• **Assignment**: A single figure is required: the number of lines in the listing below containing the word "clocks".

• **Records provided**:
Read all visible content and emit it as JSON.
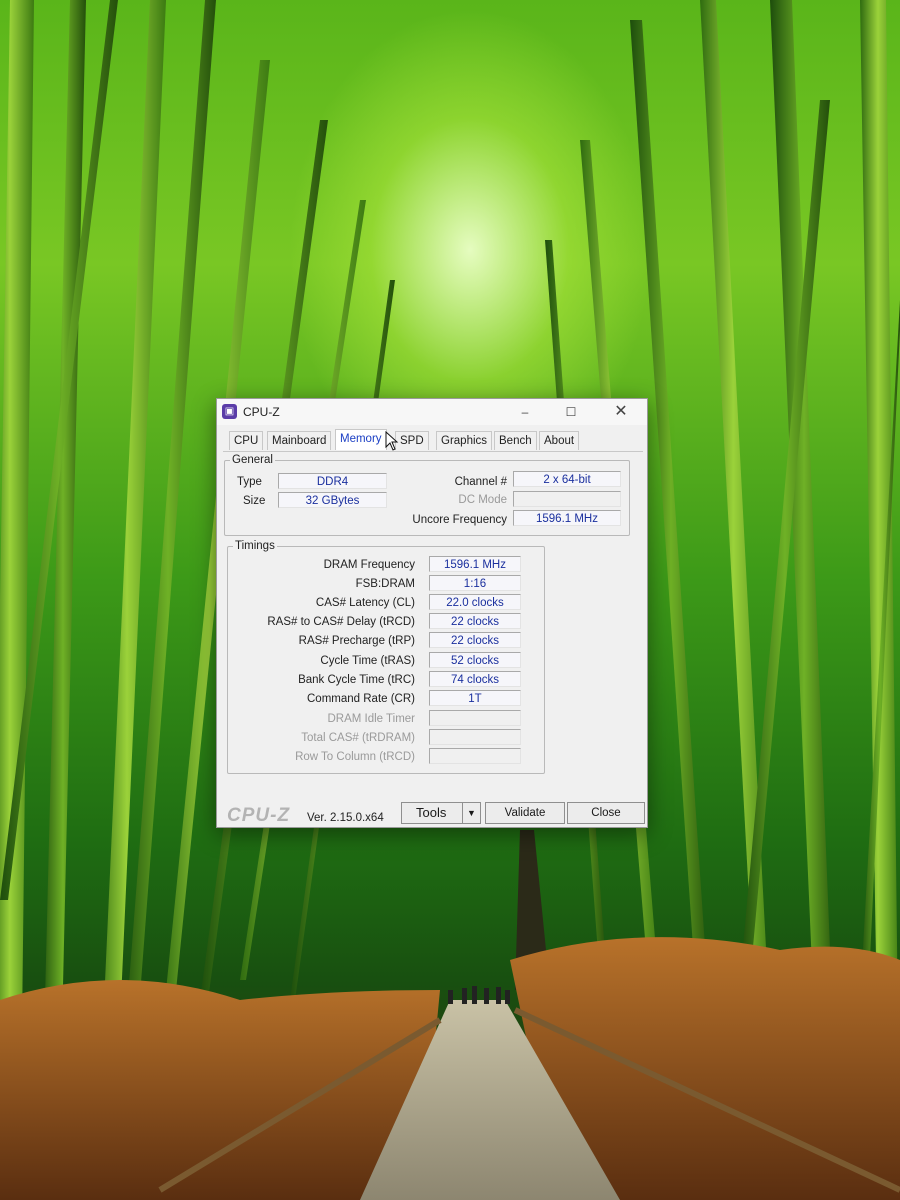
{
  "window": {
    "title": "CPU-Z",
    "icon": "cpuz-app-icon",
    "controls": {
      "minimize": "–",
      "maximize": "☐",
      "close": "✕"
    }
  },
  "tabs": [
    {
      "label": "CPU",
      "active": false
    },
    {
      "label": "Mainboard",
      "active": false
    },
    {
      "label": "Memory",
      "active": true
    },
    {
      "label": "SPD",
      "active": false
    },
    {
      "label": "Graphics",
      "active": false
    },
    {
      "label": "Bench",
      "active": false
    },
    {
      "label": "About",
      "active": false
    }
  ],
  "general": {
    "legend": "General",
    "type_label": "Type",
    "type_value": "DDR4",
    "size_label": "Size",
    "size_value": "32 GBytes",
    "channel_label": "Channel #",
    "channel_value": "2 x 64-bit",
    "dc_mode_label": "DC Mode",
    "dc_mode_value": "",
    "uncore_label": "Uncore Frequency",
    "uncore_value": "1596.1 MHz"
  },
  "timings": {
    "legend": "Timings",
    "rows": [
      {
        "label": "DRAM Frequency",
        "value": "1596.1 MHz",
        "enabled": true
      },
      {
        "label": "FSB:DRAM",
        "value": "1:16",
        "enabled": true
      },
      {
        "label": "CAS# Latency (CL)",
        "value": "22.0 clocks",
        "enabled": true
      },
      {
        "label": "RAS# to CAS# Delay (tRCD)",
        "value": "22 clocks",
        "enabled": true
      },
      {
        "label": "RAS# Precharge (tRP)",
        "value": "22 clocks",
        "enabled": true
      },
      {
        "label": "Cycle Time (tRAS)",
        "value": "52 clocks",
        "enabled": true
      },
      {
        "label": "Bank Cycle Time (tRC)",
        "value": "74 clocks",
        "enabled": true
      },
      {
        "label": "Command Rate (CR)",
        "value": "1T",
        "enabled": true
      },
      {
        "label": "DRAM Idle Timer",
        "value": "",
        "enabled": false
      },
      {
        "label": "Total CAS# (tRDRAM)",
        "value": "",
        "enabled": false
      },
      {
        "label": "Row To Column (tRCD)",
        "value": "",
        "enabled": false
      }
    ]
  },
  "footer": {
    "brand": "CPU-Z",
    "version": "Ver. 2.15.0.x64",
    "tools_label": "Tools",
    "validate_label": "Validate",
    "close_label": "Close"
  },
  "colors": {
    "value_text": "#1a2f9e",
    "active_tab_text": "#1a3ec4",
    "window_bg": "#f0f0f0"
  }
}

• **Answer section**: 5